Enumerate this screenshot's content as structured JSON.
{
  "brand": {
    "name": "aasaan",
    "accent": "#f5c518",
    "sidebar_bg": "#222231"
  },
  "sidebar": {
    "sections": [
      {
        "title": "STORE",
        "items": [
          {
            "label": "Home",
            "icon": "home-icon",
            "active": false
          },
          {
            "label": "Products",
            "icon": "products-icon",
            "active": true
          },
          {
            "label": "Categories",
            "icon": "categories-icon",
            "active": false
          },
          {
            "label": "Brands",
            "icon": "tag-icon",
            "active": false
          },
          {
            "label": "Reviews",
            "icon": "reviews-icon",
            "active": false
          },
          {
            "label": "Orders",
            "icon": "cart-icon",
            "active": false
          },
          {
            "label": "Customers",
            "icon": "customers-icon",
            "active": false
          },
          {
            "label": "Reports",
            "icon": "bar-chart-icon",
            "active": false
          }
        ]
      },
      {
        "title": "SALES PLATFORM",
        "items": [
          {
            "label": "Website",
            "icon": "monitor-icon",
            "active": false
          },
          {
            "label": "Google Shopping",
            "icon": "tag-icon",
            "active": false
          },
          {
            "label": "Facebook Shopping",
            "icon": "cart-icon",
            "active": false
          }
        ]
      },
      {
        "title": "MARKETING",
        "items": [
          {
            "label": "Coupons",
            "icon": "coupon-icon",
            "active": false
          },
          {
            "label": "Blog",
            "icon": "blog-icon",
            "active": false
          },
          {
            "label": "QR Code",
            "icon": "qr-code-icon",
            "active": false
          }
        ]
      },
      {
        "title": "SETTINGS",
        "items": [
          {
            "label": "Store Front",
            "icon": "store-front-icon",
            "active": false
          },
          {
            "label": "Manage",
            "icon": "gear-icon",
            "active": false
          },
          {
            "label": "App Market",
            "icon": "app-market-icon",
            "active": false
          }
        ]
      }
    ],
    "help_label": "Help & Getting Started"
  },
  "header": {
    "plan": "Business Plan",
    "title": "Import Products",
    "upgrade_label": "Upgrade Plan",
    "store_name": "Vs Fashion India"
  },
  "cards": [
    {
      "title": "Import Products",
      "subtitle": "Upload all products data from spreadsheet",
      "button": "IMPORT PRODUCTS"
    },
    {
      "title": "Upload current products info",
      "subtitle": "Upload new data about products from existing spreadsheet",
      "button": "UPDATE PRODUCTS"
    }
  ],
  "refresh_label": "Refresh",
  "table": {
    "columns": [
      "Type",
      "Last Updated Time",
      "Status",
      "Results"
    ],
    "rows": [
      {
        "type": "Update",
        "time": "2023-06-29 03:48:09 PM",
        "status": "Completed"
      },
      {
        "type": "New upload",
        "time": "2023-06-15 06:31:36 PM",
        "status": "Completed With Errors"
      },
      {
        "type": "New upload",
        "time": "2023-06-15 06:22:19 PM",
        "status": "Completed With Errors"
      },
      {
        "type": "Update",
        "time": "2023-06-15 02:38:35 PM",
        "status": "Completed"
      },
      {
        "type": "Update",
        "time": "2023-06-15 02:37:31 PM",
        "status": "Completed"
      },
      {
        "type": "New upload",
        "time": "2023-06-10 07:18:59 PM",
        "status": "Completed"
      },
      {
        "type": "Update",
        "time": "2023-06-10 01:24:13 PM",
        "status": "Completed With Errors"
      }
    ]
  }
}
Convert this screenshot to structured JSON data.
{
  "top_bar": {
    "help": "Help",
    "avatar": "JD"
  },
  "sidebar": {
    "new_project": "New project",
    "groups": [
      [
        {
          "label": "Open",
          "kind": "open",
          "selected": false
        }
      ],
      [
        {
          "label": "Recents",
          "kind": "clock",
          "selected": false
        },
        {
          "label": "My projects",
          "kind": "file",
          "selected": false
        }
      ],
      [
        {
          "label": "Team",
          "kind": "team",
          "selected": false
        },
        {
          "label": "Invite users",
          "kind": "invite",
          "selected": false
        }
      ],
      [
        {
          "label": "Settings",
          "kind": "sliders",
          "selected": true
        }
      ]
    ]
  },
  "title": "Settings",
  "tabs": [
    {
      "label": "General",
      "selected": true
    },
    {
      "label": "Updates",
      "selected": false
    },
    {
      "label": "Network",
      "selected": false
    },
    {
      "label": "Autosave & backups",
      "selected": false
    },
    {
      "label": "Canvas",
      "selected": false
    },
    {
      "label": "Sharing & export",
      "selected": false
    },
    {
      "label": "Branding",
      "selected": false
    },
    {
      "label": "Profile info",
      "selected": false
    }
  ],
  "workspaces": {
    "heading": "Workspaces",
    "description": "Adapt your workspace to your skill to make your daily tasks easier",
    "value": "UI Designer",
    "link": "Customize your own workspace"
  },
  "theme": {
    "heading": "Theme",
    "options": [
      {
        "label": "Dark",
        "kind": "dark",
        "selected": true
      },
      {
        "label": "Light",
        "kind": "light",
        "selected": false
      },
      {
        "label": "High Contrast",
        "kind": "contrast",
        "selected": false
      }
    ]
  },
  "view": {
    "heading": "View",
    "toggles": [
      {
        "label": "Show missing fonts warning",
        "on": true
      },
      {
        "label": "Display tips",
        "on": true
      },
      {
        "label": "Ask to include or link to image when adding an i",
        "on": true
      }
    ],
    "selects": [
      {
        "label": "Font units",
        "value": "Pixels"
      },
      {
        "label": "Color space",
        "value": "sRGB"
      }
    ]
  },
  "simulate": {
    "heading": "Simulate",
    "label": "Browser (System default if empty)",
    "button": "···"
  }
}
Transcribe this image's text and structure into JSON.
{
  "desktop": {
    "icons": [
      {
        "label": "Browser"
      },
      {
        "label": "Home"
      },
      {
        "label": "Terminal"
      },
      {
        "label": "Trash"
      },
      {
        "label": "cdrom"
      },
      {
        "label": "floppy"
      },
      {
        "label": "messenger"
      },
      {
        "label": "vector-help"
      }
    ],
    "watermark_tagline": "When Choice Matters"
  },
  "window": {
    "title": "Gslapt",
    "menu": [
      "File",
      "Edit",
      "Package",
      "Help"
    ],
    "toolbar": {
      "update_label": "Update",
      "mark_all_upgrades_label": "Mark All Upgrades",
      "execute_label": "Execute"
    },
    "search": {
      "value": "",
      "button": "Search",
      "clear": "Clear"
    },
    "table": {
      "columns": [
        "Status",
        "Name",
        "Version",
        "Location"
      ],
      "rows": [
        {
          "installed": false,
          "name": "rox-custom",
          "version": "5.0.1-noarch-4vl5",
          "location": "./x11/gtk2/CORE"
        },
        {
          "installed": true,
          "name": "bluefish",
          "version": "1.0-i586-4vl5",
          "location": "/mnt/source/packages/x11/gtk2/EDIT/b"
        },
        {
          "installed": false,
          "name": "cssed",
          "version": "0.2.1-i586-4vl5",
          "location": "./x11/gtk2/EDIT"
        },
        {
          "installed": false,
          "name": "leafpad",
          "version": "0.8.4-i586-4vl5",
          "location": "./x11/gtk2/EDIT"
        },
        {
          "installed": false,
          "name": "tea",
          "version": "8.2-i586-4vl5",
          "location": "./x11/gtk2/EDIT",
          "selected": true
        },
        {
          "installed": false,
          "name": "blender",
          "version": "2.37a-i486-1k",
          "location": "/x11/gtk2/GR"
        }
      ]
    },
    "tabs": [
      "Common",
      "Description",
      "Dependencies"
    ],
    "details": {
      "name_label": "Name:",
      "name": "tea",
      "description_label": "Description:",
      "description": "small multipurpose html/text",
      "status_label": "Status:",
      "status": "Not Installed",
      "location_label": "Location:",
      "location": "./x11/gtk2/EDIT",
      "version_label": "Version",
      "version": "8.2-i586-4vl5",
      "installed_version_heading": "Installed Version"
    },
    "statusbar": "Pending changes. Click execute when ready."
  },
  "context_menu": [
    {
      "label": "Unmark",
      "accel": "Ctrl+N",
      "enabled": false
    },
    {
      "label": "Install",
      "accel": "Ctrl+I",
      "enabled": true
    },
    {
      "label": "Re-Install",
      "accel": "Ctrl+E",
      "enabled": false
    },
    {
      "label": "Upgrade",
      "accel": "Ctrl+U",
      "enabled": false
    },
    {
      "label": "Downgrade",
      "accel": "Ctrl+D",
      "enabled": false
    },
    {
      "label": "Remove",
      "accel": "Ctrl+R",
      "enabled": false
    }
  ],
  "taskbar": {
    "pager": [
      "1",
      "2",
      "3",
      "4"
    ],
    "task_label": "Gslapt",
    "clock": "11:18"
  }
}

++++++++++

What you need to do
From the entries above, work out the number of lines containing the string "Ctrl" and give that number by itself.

Exercise solution
6